Dear father Christopher Klitou,

I have a question about the praxis in the orthodox church. Is the Talk -Omilía a part of the Divine Leitourgy, or it is not regular component of it?



Answer to Question 47.

Dear Ivan,

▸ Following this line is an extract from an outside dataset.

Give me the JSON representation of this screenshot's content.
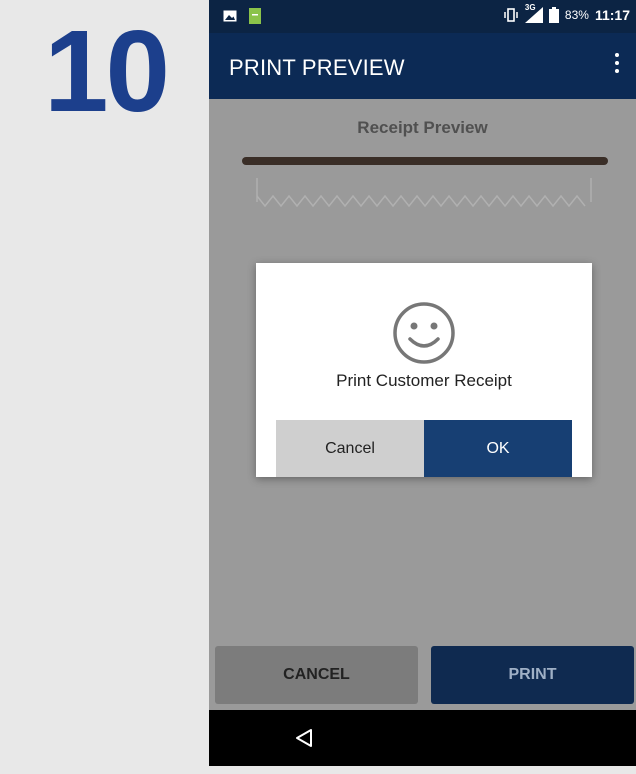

There are two kinds of talks usually offered by Orthodox Priests or Theologians, the first is the sermon which takes place during the Liturgy. This should be said immediately after the reading of the Gospel lesson for the day, but in practice most parishes give the sermon later during the preparation for Holy Communion. There are two reasons why the sermon is moved to almost the end of the Liturgy: one - it saves time if the sermon is given by a lay theologian, and two - because many people (especially with young children) come late to the service and don't manage to hear the Gospel reading: by postponing the sermon to the later time it reaches more people. The sermon is usually on the meaning of the Gospel or Apostle readings of the day or the meaning of the feast at hand, but as it is said just before Holy Communion it will usually end with some reference to the Holy Mysteries. Not all priests have permission to give a sermon. They would need to have a theological degree or at least to have enough education and spiritual knowledge which would justify the Bishop giving his blessing to that priest to give sermons. In parishes where the priest does not give a sermon, lay theologians regularly visit for this purpose. Sadly, in villages, visits from theologians are not so regular. In general sermons should not be more than ten minutes and definitely not more than fifteen. The second type of talk is more like a catechisms for adults and is usually offered as a weekly evening talk. The subject can be on any spiritual matter that the priests determines would be spiritually enlightening and educational for his listeners. Talks usually last for an hour including the time that should be allowed for possible questions and answers.

With love in Christ
Fr. Christopher